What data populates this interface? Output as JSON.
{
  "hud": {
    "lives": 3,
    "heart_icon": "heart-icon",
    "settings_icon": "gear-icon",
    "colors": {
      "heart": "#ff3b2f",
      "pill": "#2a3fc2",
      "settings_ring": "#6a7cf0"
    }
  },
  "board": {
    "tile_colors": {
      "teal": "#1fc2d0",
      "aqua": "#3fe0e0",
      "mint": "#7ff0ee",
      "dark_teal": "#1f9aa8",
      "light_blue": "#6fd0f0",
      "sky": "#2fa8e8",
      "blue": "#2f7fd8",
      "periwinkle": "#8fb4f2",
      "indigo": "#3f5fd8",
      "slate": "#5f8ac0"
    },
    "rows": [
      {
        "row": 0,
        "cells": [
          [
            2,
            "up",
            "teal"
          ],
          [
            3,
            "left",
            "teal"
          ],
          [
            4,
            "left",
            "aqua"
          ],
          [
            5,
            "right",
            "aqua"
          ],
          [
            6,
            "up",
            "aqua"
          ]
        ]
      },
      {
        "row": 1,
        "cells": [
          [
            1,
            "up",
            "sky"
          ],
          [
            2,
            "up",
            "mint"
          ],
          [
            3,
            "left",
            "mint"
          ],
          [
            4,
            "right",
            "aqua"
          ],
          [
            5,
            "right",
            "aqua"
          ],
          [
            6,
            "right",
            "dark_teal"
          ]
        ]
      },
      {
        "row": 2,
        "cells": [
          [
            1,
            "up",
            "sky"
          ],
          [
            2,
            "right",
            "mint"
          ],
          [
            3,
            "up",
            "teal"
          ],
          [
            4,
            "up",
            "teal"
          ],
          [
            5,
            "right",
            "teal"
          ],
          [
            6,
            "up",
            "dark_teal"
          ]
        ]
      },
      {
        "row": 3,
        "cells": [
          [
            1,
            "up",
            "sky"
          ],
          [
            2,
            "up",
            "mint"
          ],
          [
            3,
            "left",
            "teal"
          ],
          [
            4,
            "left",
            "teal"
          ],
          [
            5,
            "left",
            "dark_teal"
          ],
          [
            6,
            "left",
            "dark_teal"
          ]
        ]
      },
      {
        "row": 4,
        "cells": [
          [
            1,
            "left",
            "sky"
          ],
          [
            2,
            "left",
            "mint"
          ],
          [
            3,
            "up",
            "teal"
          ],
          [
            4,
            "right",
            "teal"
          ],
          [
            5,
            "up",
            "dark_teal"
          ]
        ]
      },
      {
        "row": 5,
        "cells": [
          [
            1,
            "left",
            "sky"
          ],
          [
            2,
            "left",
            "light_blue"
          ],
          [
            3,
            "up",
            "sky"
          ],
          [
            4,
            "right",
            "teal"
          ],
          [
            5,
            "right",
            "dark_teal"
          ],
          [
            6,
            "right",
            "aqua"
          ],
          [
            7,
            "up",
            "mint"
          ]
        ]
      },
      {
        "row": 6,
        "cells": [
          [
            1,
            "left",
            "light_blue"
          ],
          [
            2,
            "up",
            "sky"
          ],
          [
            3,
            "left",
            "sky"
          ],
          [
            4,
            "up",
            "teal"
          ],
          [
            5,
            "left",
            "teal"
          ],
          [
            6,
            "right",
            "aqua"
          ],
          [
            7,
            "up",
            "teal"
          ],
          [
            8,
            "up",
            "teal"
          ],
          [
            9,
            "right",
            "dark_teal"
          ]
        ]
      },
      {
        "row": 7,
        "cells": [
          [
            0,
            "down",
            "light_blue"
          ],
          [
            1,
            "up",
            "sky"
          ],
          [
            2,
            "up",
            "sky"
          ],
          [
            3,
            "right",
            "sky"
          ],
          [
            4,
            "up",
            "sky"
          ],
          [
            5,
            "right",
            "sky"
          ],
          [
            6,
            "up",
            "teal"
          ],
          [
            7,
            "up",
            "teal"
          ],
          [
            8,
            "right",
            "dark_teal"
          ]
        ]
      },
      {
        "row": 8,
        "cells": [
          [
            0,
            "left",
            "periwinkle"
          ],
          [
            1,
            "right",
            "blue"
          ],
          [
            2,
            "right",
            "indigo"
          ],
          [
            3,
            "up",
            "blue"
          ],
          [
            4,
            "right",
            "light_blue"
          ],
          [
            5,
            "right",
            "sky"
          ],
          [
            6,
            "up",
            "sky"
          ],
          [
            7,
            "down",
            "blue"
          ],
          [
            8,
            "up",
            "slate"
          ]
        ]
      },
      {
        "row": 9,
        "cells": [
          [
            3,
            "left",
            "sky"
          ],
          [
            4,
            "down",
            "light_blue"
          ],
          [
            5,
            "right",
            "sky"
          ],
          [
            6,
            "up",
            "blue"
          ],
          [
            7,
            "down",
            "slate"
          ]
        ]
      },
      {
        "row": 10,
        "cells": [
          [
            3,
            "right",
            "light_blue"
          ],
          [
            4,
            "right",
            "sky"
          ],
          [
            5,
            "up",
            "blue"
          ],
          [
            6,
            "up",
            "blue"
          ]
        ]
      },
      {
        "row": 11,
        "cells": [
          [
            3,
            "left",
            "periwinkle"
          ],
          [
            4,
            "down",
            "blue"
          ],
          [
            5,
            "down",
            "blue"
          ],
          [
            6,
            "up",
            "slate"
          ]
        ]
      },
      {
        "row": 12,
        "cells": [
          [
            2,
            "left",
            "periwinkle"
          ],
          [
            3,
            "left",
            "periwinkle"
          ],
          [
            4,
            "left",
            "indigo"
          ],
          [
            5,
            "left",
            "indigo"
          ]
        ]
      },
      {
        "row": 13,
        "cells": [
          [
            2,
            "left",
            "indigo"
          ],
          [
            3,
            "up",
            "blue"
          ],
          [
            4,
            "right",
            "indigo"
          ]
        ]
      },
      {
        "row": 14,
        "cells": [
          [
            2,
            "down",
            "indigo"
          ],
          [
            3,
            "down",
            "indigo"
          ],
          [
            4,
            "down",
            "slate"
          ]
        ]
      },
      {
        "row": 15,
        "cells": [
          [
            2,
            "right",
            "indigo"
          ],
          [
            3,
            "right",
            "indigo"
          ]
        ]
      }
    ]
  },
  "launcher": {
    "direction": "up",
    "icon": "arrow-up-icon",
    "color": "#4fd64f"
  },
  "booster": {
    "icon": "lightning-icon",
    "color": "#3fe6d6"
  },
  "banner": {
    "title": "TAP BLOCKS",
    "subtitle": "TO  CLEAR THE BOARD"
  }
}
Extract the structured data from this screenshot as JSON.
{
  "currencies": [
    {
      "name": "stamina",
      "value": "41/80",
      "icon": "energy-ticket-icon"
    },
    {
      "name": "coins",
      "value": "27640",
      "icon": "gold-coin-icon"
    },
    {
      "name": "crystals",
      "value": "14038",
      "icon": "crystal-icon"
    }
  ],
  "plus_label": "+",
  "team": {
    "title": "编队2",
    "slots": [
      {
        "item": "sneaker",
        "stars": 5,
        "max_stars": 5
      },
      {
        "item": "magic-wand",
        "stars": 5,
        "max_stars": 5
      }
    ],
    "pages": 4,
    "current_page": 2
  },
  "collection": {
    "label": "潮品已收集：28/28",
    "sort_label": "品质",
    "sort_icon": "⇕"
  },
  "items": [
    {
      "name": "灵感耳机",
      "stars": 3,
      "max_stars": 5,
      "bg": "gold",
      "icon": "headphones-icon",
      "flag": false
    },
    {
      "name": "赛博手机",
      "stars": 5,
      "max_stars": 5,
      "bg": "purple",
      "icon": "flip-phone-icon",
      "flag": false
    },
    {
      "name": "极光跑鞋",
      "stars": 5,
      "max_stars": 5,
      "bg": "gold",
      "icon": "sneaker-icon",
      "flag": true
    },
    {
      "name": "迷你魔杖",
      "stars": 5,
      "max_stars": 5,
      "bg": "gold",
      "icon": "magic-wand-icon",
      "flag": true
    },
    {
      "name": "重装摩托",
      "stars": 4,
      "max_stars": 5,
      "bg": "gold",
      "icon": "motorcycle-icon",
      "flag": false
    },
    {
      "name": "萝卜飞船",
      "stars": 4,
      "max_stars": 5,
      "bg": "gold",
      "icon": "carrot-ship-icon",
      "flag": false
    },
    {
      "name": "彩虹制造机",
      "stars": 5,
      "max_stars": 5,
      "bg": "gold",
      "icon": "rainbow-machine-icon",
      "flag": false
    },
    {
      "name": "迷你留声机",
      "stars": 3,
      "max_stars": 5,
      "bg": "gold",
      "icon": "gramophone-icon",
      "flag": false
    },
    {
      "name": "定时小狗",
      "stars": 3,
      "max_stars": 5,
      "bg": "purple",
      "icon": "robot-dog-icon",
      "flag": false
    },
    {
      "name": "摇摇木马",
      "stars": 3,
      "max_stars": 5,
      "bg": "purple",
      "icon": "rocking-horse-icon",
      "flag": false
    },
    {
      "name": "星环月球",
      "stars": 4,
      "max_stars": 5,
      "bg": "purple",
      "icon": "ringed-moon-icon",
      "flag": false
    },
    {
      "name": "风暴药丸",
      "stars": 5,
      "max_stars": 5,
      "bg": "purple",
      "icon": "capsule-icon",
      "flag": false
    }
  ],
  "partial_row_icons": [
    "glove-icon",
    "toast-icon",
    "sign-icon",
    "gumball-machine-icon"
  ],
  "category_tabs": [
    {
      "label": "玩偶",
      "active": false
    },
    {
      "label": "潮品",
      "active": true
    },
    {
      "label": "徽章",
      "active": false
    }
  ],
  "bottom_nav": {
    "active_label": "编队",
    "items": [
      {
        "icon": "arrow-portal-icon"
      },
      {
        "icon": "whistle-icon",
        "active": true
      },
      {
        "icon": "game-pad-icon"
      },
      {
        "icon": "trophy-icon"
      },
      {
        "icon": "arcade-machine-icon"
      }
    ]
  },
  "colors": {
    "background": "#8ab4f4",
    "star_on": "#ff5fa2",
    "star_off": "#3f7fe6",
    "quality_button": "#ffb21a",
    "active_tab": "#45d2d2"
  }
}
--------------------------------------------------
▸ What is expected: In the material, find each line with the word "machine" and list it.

▸ Solution to the exercise:
      "icon": "rainbow-machine-icon",
    "gumball-machine-icon"
        "icon": "arcade-machine-icon"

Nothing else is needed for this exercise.